This is a very important paper. It tackles a finding that in no short order became dogma and even slipped into popular ‘fact.’ The authors clearly demonstrate that the conflation of the brain representations of self and other pain is not warranted and that has been ‘verified’ without the simple but telling tests that the authors use in this paper. In particular, the authors compare 3 different intensities and 2 different locations and then toss in two additional modalities at single intensity and location. The work is compelling and shows that the somatic pain signature is different from the vicarious pain one.
They also requested the authors to expand on why they think that previous studies have come up with a different answer. The response:
Most previous studies of vicarious pain point out its similarity with somatic pain, and it is thus widely believed that the two experiences rely on the same systems. Why are our findings and conclusions different? There are three main reasons.
First, many previous studies focused only on the points of similarity—mainly identified in two isolated brain regions, dACC and aINS—ignoring dissimilarities [but cf. (Lamm et al., 2011), who write, ‘our results reveal more differences than similarities…’ p. 2500]. Here, we aimed for an unbiased assessment of the two processes.
Second, most previous work has identified ‘pain-related’ activation by contrasting pain with loosely matched control conditions (e.g., neutral or innocuous stimuli). Overlapping activity in such contrasts may be caused by many processes that are not pain, including general negative affect, attention, and arousal [see (Wager et al., 2016) for discussion]. Engagement of these processes may be responsible for the similar activation in previous work. By contrast, in our study, we attempted to isolate pain-relevant patterns that predicted the magnitude of experienced intensity, and examined the similarity of those patterns.
Third, most previous studies focused on voxel-wise activation ‘blobs,’ rather than on multivariate patterns, which can be sensitive to information at finer spatial scales (Shmuel et al., 2010), possibly even below the intrinsic resolution determined by the voxel size (Kamitani and Tong, 2005). This property, combined with our experimental approach targeting within-person variations in pain intensity, suggests that the multivariate patterns we identified are more likely to reflect specific representations contained in meso-scale neural circuits.

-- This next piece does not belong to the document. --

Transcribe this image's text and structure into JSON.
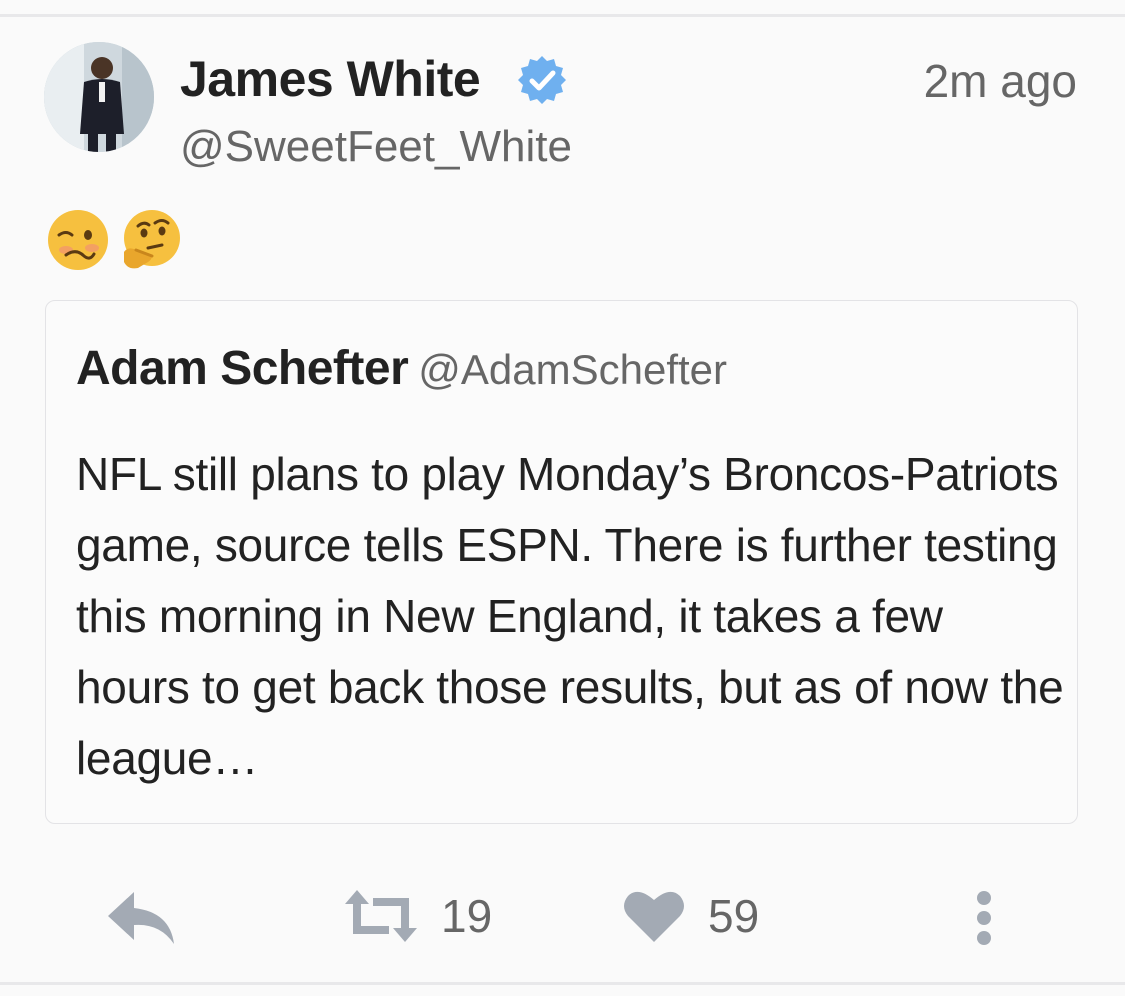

Based on our findings, we infer that the overlapping activation in the dACC, aINS, and other areas is not related to shared pain experience. Interestingly, on close reading, the few previous multivariate pattern-based studies agree broadly with this interpretation. The brain patterns they identified as shared across somatic and vicarious pain were not specific to ‘pain,’ as these patterns were also activated by other, non-painful types of negative affect (Corradi-Dell’Acqua et al., 2016; Zaki et al., 2016). As in our study, in these studies what is shared does not seem to be particular to pain per se.
Anjali Krishnan et al Somatic and vicarious pain are represented by dissociable multivariate brain patterns eLife (2016). DOI: 10.7554/eLife.15166
Photo: Alex Guerrero/Flickr